Also, brokers who create a secondary market for this equity will also arrange financing, but it depends on the "hotness" of the equity.
SIDE NOTE: If you have SpaceX stock, and you're going to leave it on the table due to taxes, reach out to me and I can arrange for something also. But go to ESOFund, etc first of course - those are professional outfits.
18k isn't a small chunk of change, but it should be managable by most engineers. going from 4000 (.27*15k) to 20+K is a big jump, but it shoudn't be what scares you away.
Tomorrow on the 14th of October 2021, GitLab is going to the public markets and will be priced around $60 - $66 a share. So this person threw away his $1m worth of stock options because of GitLab's culture.
4 times your annual salary in one lump payment is a life-changing sum of money for most people.
A cold-hearted, unemotional, calculation might have led him to a different conclusion four years ago--cheap options are very cheap, so the risk is low. But it is very hard to know that. And if a company has done you wrong, not giving it any more money, time, and emotional investment can be worth a lot of money to you.
This is one area where I think the company didn't make the consequences clear. But I also understand that they were trying very hard to not appear to be giving tax advice. Also, my company specifically asked us NOT to do small purchases.

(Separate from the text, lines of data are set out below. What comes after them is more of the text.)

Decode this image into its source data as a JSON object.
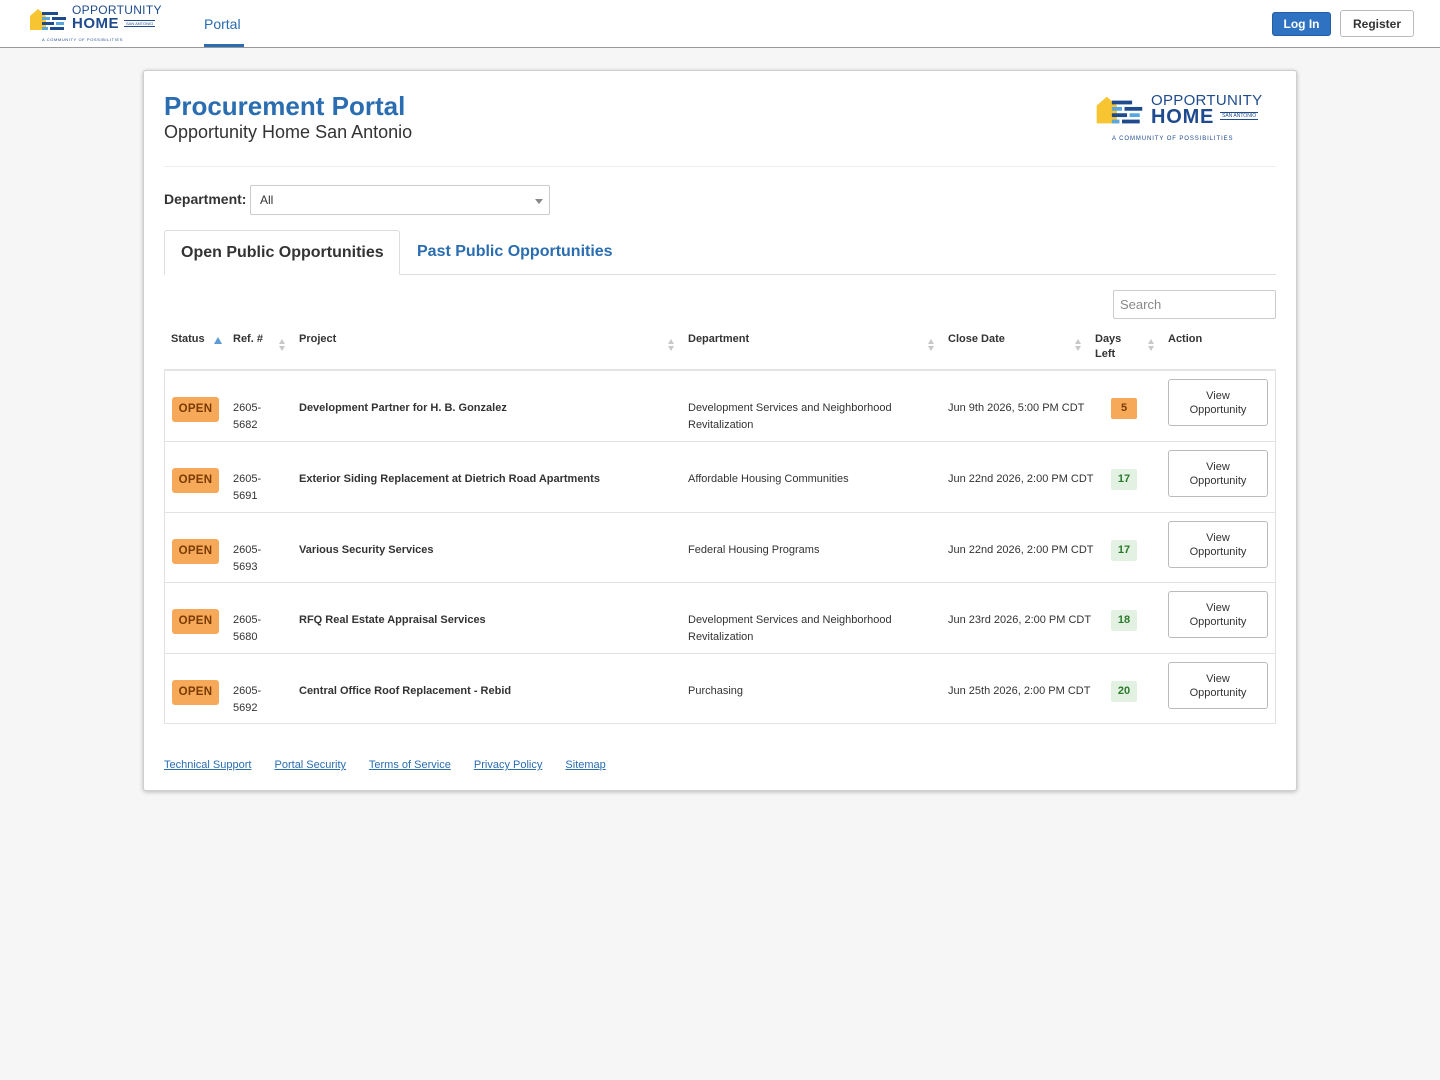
{
  "brand": {
    "name": "OPPORTUNITY",
    "home": "HOME",
    "city": "SAN ANTONIO",
    "tagline": "A COMMUNITY OF POSSIBILITIES",
    "colors": {
      "blue": "#1f4b8e",
      "yellow": "#f7c531",
      "lightblue": "#5aa6df"
    }
  },
  "nav": {
    "portal_label": "Portal",
    "login_label": "Log In",
    "register_label": "Register"
  },
  "page": {
    "title": "Procurement Portal",
    "subtitle": "Opportunity Home San Antonio"
  },
  "filter": {
    "department_label": "Department:",
    "department_value": "All"
  },
  "tabs": {
    "open": "Open Public Opportunities",
    "past": "Past Public Opportunities"
  },
  "search": {
    "placeholder": "Search"
  },
  "table": {
    "headers": {
      "status": "Status",
      "ref": "Ref. #",
      "project": "Project",
      "department": "Department",
      "close_date": "Close Date",
      "days_left": "Days Left",
      "action": "Action"
    },
    "rows": [
      {
        "status": "OPEN",
        "ref": "2605-5682",
        "project": "Development Partner for H. B. Gonzalez",
        "department": "Development Services and Neighborhood Revitalization",
        "close_date": "Jun 9th 2026, 5:00 PM CDT",
        "days_left": "5",
        "action": "View Opportunity"
      },
      {
        "status": "OPEN",
        "ref": "2605-5691",
        "project": "Exterior Siding Replacement at Dietrich Road Apartments",
        "department": "Affordable Housing Communities",
        "close_date": "Jun 22nd 2026, 2:00 PM CDT",
        "days_left": "17",
        "action": "View Opportunity"
      },
      {
        "status": "OPEN",
        "ref": "2605-5693",
        "project": "Various Security Services",
        "department": "Federal Housing Programs",
        "close_date": "Jun 22nd 2026, 2:00 PM CDT",
        "days_left": "17",
        "action": "View Opportunity"
      },
      {
        "status": "OPEN",
        "ref": "2605-5680",
        "project": "RFQ Real Estate Appraisal Services",
        "department": "Development Services and Neighborhood Revitalization",
        "close_date": "Jun 23rd 2026, 2:00 PM CDT",
        "days_left": "18",
        "action": "View Opportunity"
      },
      {
        "status": "OPEN",
        "ref": "2605-5692",
        "project": "Central Office Roof Replacement - Rebid",
        "department": "Purchasing",
        "close_date": "Jun 25th 2026, 2:00 PM CDT",
        "days_left": "20",
        "action": "View Opportunity"
      }
    ]
  },
  "footer": {
    "links": [
      "Technical Support",
      "Portal Security",
      "Terms of Service",
      "Privacy Policy",
      "Sitemap"
    ]
  },
  "colors": {
    "accent": "#2a6db0",
    "open_badge": "#f7a95a",
    "days_ok_bg": "#e3f1e3",
    "days_ok_text": "#2b7a2b"
  }
}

I guess there were people doing monthly exercises with each paycheck and the company didn't like that (it wasn't forbidden, just frowned upon).
The tax if exercising at this point two years down the road might have hurt.
What you describe -- and as someone that was bit by the AMT wrt ISOs, I recommend -- is exercising as soon as they vest to minimize the gain between the strike price and the fair market value at time of exercise. If the FMV goes up, you're going to be stuck paying the AMT on the spread, and not even be able to sell your shares to cover the tax, because pre-IPO stock is effective illiquid. If you wait until after the post-IPO lockout date to exercise, you'll pay even more in taxes, but at least you can sell some stock to cover it. Ironically, this is actually less painful, because you actually have liquidity.
If the company needs the cash more then maybe they'll let you keep the unvested shares, but since your usually-Common-Stock strike price is typically a lot less than what investors will pay for their Series-X shares it's likely they'd rather take back the Common Stock (?) even in cases of one or more transpired or likely down rounds (?).
If Gitlab IPOs at $66/share, that means the author will get almost $1M from selling their shares they acquired for $0.27.
As far as I understand it, you don't usually get to keep your options when you're fired.
Rest of the post? Disgruntled employee trying to spin "I was fired!" into "I quit!"
Is gross misconduct present in this article? I can't say. But the author does not paint a positive image for themselves.
I don't really sympathise with the author, either. He's just boasting about money on the table that he could afford to say no to. He's an asshole, I don't care for him. Perhaps Gitlab fired him because he was a jerk. Who knows, who cares.
Being a Fired American isn’t some stigma that one needs to “spin”.
Which would have been the better investment?
That said, if you'd invested $4k on a couple winning horses at Golden Gate Downs in 2017, you could also be a millionaire, so this sort of backwards-looking estimate is of limited value. :)
Now Gitlab the open source tool was pretty nice back when I used it half a decade ago. Was much better than using that monstrosity called Gerrit. But nowadays I just use Github and don't even think about it anymore. They've won, kinda like Kubernetes vs Docker Swarm.
Whoops! That was… foreseeable.